Choosing a single substance as the potting soil is not recommended because it would lead to the particles clumping together, resulting in compacted soil. For example, using only loamy soil or peat moss would prevent drainage and drown the plant’s roots after the first watering session.
Monstera soil mix should provide adequate aeration for the roots to stay. Compacted soil that is too damp all the time will prevent the roots from getting access to oxygen. Over time, this will lead to excess water levels in the soil, which can cause root rot. When the roots struggle to breathe, you will notice the presence of fungi that will start feeding on the roots.
This will cause the roots to slowly die, not only from suffocation but also through infection. The problem with root rot is that it can be tricky to fix and may require you to remove large chunks of the plant’s root to cure it. This is why prevention is always better than cure.
Did you know plants, including Monstera deliciosa, obtain nutrients through their root system? In its natural habitat, Monstera deliciosa plants would feed on the nutrient-rich soil under the canopy of an expansive forest. The soil has access to a never-ending supply of animal waste, organic waste, and limitless earthworms – allowing the healthy growth of Monstera plants.
Although indoor plants can’t get the same level of nutrients they would typically find in nature; we can always supplement them with soil and fertilizer mix. A nutrient-rich potting mix will include compost and peat moss. For increased nutrient uptake, consider adding liquid fertilizer in the growing season.
It may be confusing to plant owners when they hear the terms ‘water retention’ and ‘well-draining soil’ being thrown around within two sentences of each other. There is nothing contradictory about these sentences because water retention refers to the soil’s ability to absorb water while slowly releasing it to the plant roots.
For example, highly porous substances like perlite are great at absorbing water and releasing it to the plant as needed.
Soil pH Levels
There is a large variability in the pH levels of plants.
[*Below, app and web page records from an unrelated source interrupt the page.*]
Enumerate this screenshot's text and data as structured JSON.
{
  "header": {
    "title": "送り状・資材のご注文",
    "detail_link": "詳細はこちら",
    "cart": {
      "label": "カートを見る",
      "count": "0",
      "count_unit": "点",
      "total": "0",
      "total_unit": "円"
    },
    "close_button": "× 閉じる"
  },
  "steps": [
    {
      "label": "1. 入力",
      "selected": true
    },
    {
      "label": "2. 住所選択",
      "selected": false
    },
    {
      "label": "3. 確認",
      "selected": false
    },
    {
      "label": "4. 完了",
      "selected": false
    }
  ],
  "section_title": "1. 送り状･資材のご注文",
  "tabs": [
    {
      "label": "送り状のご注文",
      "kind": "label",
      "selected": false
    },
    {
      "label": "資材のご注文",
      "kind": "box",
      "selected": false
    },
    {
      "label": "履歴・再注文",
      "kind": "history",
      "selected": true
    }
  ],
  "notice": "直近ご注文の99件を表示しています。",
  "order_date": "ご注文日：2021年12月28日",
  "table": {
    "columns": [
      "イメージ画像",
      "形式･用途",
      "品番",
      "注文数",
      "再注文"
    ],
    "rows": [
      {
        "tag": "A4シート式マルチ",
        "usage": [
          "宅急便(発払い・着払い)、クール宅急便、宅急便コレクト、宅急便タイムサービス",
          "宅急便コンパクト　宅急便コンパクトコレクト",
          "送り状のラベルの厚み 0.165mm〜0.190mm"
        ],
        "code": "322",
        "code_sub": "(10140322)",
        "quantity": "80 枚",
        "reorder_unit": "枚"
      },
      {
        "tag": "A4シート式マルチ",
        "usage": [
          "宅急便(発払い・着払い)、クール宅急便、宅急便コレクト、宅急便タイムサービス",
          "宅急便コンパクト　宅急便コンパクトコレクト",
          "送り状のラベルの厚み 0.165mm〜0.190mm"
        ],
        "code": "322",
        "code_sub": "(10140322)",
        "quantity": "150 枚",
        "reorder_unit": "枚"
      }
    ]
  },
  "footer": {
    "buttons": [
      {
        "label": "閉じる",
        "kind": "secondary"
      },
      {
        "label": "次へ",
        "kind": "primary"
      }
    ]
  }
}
Most Monstera plants prefer slightly acidic soil in the pH range of 5.5 to 6.8. The potting soil recipes discussed above will fall within this pH range so you won’t have to make any adjustments. However, just to be on the safe side, we recommend using a pH meter to regularly check the soil pH.
Signs You Are Using the Wrong Soil Mix for Monstera Plants
If your Monstera plant develops gray or mushy roots, this could indicate root rot and soil holding too much water or lacking adequate drainage.
A slow growth rate of Monstera plants or the lack of lush leaves can also indicate that something is off about the soil pH. Although Monstera plants can tolerate various pH levels, they do not grow well if the pH level falls outside the 5.5 to 6.8 range.
And if the plant’s leaves seem to be wilting, then you’re probably looking at insufficient water levels (too much or too little).
If the leaves start turning an unsightly shade of brown, then you’re probably looking at a case of root rot. In some cases, brown leaves are a sign that you may already be too late.
Monstera plants require good hydration. Too much or too little water will create stress and cause them to turn yellow.
If you notice the above signs, it’s time to inspect your Monstera potting mix to see if it is compatible with the plant. Make sure to adjust the soil so that your Monstera plant can make a quick recovery.
How Much Water Does Monstera Plant Need?
You should water the Monstera plant every 1 to 2 weeks. Make sure to allow the soil to dry out between waterings. Consider using the finger test to determine if the plant is ready for watering. Insert your finger about two inches into the topsoil. If it feels moist, wait a few days until the plant is watering. If it feels dry, it’s time to water the plant.
So there you have it, an in-depth look at the best soil for Monstera plants. Make sure the potting mix provides adequate moisture retention while also providing soil aeration. Let us know how you prepared your own potting mix.